Most games' gunfire pops – Battlefield 3's roars. It features some of the most aggressive use of positional audio I've heard, and it really works to establish the feel of the campaign. While Operation Guillotine starts off slowly, with a quick sitrep courtesy of your commanding officer's discussion with Haymaker squad, you're in the, er, poop, soon enough.
Explosions rocked me as I raced down a hill with the rest of the fireteams involved in Guillotine's assault. As rockets exploded in the distance, there was a distinct difference in tonal quality to the whumps and booms. NPCs don't raise their voices, they shout like their lives depend on you hearing what they have to say.
Having seen Modern Warfare 3 in a similar capacity, it's sound, not visuals, that sets Battlefield 3 apart so much. It isn't that Modern Warfare 3 sounds bad, exactly. It's just not Battlefield. And it's good that there's that distinction, because spending an admittedly limited 15 minutes with Operation Guillotine, Battlefield 3 doesn't play much differently – at least on this level.
The guns have multiple fire modes, and I appreciated being able to set my G3 to semi-automatic fire, but my play style fell directly into the Call of Duty habits I've developed over the years, right down to using the aim-down-sights zoom to do most of my aiming for me. Operation Guillotine is pretty funneled, and as great as it looks, and as great as it sounds, when I went to the door of a building full of insurgents and couldn't blast it off its hinges with a shotgun... well, I was disappointed.

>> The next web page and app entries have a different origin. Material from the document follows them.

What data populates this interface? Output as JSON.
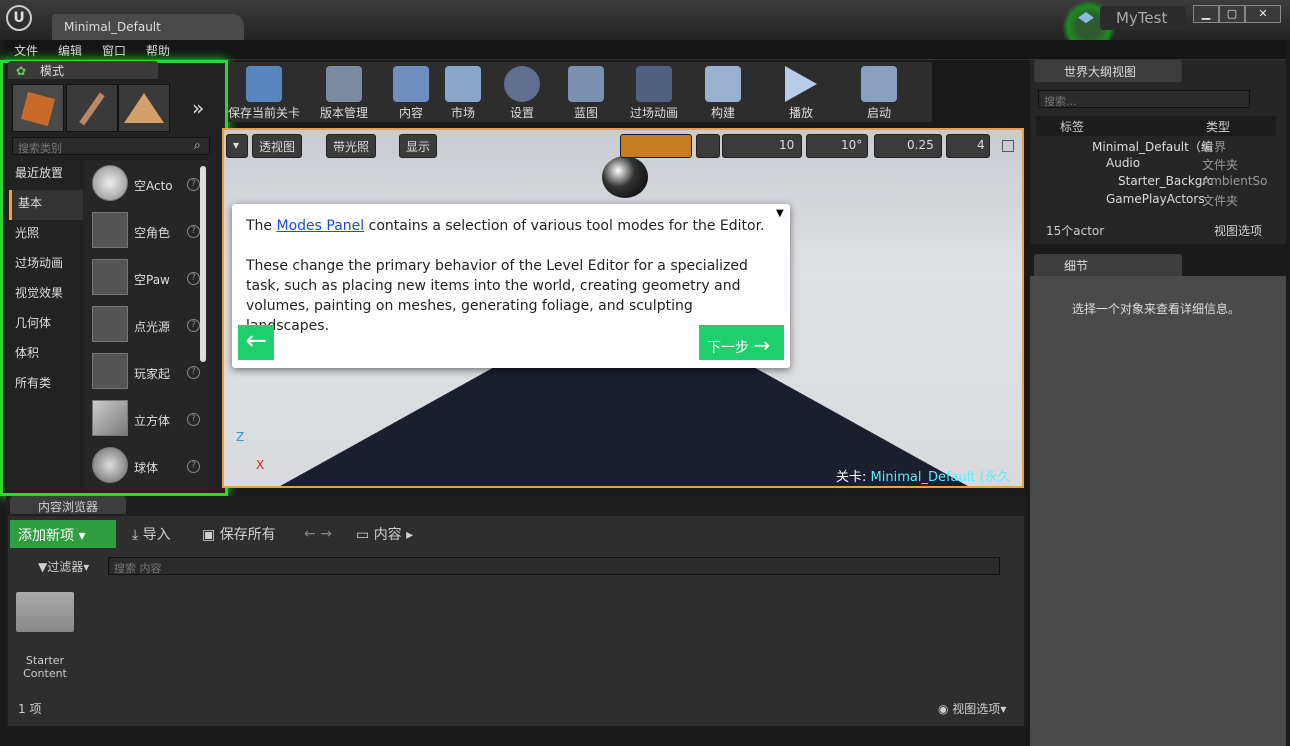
{
  "window": {
    "doc_tab": "Minimal_Default",
    "project": "MyTest",
    "min_btn": "▁",
    "max_btn": "▢",
    "close_btn": "✕"
  },
  "menu": [
    "文件",
    "编辑",
    "窗口",
    "帮助"
  ],
  "modes": {
    "title": "模式",
    "search_placeholder": "搜索类别",
    "categories": [
      "最近放置",
      "基本",
      "光照",
      "过场动画",
      "视觉效果",
      "几何体",
      "体积",
      "所有类"
    ],
    "items": [
      "空Acto",
      "空角色",
      "空Paw",
      "点光源",
      "玩家起",
      "立方体",
      "球体"
    ]
  },
  "toolbar": [
    "保存当前关卡",
    "版本管理",
    "内容",
    "市场",
    "设置",
    "蓝图",
    "过场动画",
    "构建",
    "播放",
    "启动"
  ],
  "viewport": {
    "perspective": "透视图",
    "lit": "带光照",
    "show": "显示",
    "grid_snap": "10",
    "rot_snap": "10°",
    "scale_snap": "0.25",
    "cam_speed": "4",
    "level_label": "关卡:",
    "level_name": "Minimal_Default (永久性)",
    "axis_z": "Z",
    "axis_x": "X"
  },
  "tip": {
    "p1_pre": "The",
    "p1_link": "Modes Panel",
    "p1_post": "contains a selection of various tool modes for the Editor.",
    "p2": "These change the primary behavior of the Level Editor for a specialized task, such as placing new items into the world, creating geometry and volumes, painting on meshes, generating foliage, and sculpting landscapes.",
    "back": "←",
    "next": "下一步"
  },
  "outliner": {
    "title": "世界大纲视图",
    "search_placeholder": "搜索...",
    "col_label": "标签",
    "col_type": "类型",
    "rows": [
      {
        "label": "Minimal_Default（编",
        "type": "世界"
      },
      {
        "label": "Audio",
        "type": "文件夹"
      },
      {
        "label": "Starter_Backgrc",
        "type": "AmbientSo"
      },
      {
        "label": "GamePlayActors",
        "type": "文件夹"
      }
    ],
    "count": "15个actor",
    "view_options": "视图选项"
  },
  "details": {
    "title": "细节",
    "empty_msg": "选择一个对象来查看详细信息。"
  },
  "content_browser": {
    "title": "内容浏览器",
    "add_new": "添加新项",
    "import": "导入",
    "save_all": "保存所有",
    "path": "内容",
    "filters": "过滤器",
    "search_placeholder": "搜索 内容",
    "folder_name": "Starter Content",
    "item_count": "1 项",
    "view_options": "视图选项"
  },
  "colors": {
    "highlight": "#2fd62f",
    "accent": "#e8a13c",
    "tip_button": "#1ecf6b"
  }
}
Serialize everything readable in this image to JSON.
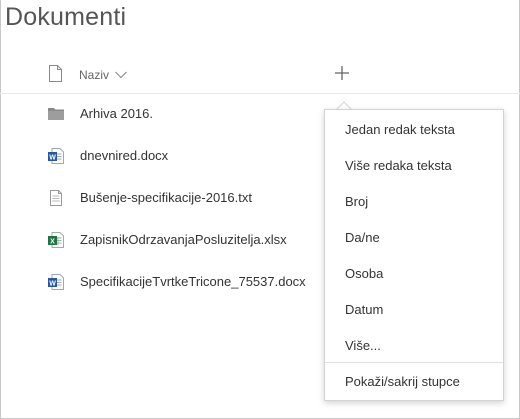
{
  "library": {
    "title": "Dokumenti"
  },
  "columns": {
    "name_header": "Naziv",
    "type_icon": "document-outline-icon",
    "sort_icon": "chevron-down-icon",
    "add_icon": "plus-icon"
  },
  "files": [
    {
      "name": "Arhiva 2016.",
      "icon": "folder-icon"
    },
    {
      "name": "dnevnired.docx",
      "icon": "word-file-icon"
    },
    {
      "name": "Bušenje-specifikacije-2016.txt",
      "icon": "text-file-icon"
    },
    {
      "name": "ZapisnikOdrzavanjaPosluzitelja.xlsx",
      "icon": "excel-file-icon"
    },
    {
      "name": "SpecifikacijeTvrtkeTricone_75537.docx",
      "icon": "word-file-icon"
    }
  ],
  "add_column_menu": {
    "items": [
      "Jedan redak teksta",
      "Više redaka teksta",
      "Broj",
      "Da/ne",
      "Osoba",
      "Datum",
      "Više..."
    ],
    "footer_item": "Pokaži/sakrij stupce"
  },
  "colors": {
    "word": "#2b579a",
    "excel": "#217346",
    "folder": "#8a8a8a",
    "text": "#333333"
  }
}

It doesn't play badly. I still had fun. But my brief time with Battlefield 3's campaign didn't feel as Battlefield-ish as I'd like. Still, we'll have to see how the full campaign turns out when it releases next month. And please, warn your neighbors.